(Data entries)

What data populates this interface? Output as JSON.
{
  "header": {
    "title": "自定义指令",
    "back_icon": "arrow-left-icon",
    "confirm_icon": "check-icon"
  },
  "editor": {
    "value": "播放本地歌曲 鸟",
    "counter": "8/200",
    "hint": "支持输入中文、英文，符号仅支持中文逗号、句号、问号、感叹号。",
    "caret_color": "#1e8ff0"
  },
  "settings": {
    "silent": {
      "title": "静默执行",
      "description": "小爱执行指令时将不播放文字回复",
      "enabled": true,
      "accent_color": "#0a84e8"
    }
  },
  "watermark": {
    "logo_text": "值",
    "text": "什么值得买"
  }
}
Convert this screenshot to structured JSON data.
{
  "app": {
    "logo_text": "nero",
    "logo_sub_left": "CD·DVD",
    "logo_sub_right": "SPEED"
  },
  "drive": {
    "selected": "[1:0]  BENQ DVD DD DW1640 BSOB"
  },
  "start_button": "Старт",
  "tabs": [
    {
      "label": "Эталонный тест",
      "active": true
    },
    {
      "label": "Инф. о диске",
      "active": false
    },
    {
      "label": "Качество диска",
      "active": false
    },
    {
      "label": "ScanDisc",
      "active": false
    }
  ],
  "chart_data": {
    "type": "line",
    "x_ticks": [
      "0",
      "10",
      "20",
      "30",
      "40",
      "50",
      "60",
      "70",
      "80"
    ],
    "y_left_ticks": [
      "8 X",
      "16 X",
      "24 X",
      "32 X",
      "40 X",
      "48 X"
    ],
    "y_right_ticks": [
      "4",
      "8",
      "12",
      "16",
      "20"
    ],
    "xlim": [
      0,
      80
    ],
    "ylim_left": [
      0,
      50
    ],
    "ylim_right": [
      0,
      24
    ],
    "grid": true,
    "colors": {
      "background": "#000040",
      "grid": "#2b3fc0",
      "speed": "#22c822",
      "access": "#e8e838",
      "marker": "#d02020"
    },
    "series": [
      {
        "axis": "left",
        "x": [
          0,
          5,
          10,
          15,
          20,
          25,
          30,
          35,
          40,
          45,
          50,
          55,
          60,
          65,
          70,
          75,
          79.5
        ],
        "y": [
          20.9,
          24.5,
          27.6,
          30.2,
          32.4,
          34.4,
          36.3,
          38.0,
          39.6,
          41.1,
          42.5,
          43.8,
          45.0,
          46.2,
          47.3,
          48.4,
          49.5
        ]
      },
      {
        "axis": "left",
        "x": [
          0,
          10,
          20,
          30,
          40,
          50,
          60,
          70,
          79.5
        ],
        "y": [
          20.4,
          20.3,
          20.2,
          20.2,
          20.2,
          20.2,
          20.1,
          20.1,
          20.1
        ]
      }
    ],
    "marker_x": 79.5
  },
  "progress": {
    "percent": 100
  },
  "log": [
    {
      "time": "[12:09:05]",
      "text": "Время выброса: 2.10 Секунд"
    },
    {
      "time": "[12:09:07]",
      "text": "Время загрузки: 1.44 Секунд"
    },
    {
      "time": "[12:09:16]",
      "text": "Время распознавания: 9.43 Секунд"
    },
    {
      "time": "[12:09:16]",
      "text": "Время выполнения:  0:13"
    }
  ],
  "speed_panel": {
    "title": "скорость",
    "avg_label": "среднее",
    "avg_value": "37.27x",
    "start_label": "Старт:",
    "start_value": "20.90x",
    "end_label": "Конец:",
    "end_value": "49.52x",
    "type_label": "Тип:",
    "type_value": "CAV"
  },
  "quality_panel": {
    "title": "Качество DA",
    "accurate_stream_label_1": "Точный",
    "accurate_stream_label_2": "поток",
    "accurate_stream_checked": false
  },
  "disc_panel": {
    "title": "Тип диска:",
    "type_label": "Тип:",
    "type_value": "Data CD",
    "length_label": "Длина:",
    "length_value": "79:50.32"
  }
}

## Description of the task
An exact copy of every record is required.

## Output of the task
What data populates this interface? Output as JSON.
{
  "header": {
    "title": "自定义指令",
    "back_icon": "arrow-left-icon",
    "confirm_icon": "check-icon"
  },
  "editor": {
    "value": "播放本地歌曲 鸟",
    "counter": "8/200",
    "hint": "支持输入中文、英文，符号仅支持中文逗号、句号、问号、感叹号。",
    "caret_color": "#1e8ff0"
  },
  "settings": {
    "silent": {
      "title": "静默执行",
      "description": "小爱执行指令时将不播放文字回复",
      "enabled": true,
      "accent_color": "#0a84e8"
    }
  },
  "watermark": {
    "logo_text": "值",
    "text": "什么值得买"
  }
}
Convert this screenshot to structured JSON data.
{
  "app": {
    "logo_text": "nero",
    "logo_sub_left": "CD·DVD",
    "logo_sub_right": "SPEED"
  },
  "drive": {
    "selected": "[1:0]  BENQ DVD DD DW1640 BSOB"
  },
  "start_button": "Старт",
  "tabs": [
    {
      "label": "Эталонный тест",
      "active": true
    },
    {
      "label": "Инф. о диске",
      "active": false
    },
    {
      "label": "Качество диска",
      "active": false
    },
    {
      "label": "ScanDisc",
      "active": false
    }
  ],
  "chart_data": {
    "type": "line",
    "x_ticks": [
      "0",
      "10",
      "20",
      "30",
      "40",
      "50",
      "60",
      "70",
      "80"
    ],
    "y_left_ticks": [
      "8 X",
      "16 X",
      "24 X",
      "32 X",
      "40 X",
      "48 X"
    ],
    "y_right_ticks": [
      "4",
      "8",
      "12",
      "16",
      "20"
    ],
    "xlim": [
      0,
      80
    ],
    "ylim_left": [
      0,
      50
    ],
    "ylim_right": [
      0,
      24
    ],
    "grid": true,
    "colors": {
      "background": "#000040",
      "grid": "#2b3fc0",
      "speed": "#22c822",
      "access": "#e8e838",
      "marker": "#d02020"
    },
    "series": [
      {
        "axis": "left",
        "x": [
          0,
          5,
          10,
          15,
          20,
          25,
          30,
          35,
          40,
          45,
          50,
          55,
          60,
          65,
          70,
          75,
          79.5
        ],
        "y": [
          20.9,
          24.5,
          27.6,
          30.2,
          32.4,
          34.4,
          36.3,
          38.0,
          39.6,
          41.1,
          42.5,
          43.8,
          45.0,
          46.2,
          47.3,
          48.4,
          49.5
        ]
      },
      {
        "axis": "left",
        "x": [
          0,
          10,
          20,
          30,
          40,
          50,
          60,
          70,
          79.5
        ],
        "y": [
          20.4,
          20.3,
          20.2,
          20.2,
          20.2,
          20.2,
          20.1,
          20.1,
          20.1
        ]
      }
    ],
    "marker_x": 79.5
  },
  "progress": {
    "percent": 100
  },
  "log": [
    {
      "time": "[12:09:05]",
      "text": "Время выброса: 2.10 Секунд"
    },
    {
      "time": "[12:09:07]",
      "text": "Время загрузки: 1.44 Секунд"
    },
    {
      "time": "[12:09:16]",
      "text": "Время распознавания: 9.43 Секунд"
    },
    {
      "time": "[12:09:16]",
      "text": "Время выполнения:  0:13"
    }
  ],
  "speed_panel": {
    "title": "скорость",
    "avg_label": "среднее",
    "avg_value": "37.27x",
    "start_label": "Старт:",
    "start_value": "20.90x",
    "end_label": "Конец:",
    "end_value": "49.52x",
    "type_label": "Тип:",
    "type_value": "CAV"
  },
  "quality_panel": {
    "title": "Качество DA",
    "accurate_stream_label_1": "Точный",
    "accurate_stream_label_2": "поток",
    "accurate_stream_checked": false
  },
  "disc_panel": {
    "title": "Тип диска:",
    "type_label": "Тип:",
    "type_value": "Data CD",
    "length_label": "Длина:",
    "length_value": "79:50.32"
  }
}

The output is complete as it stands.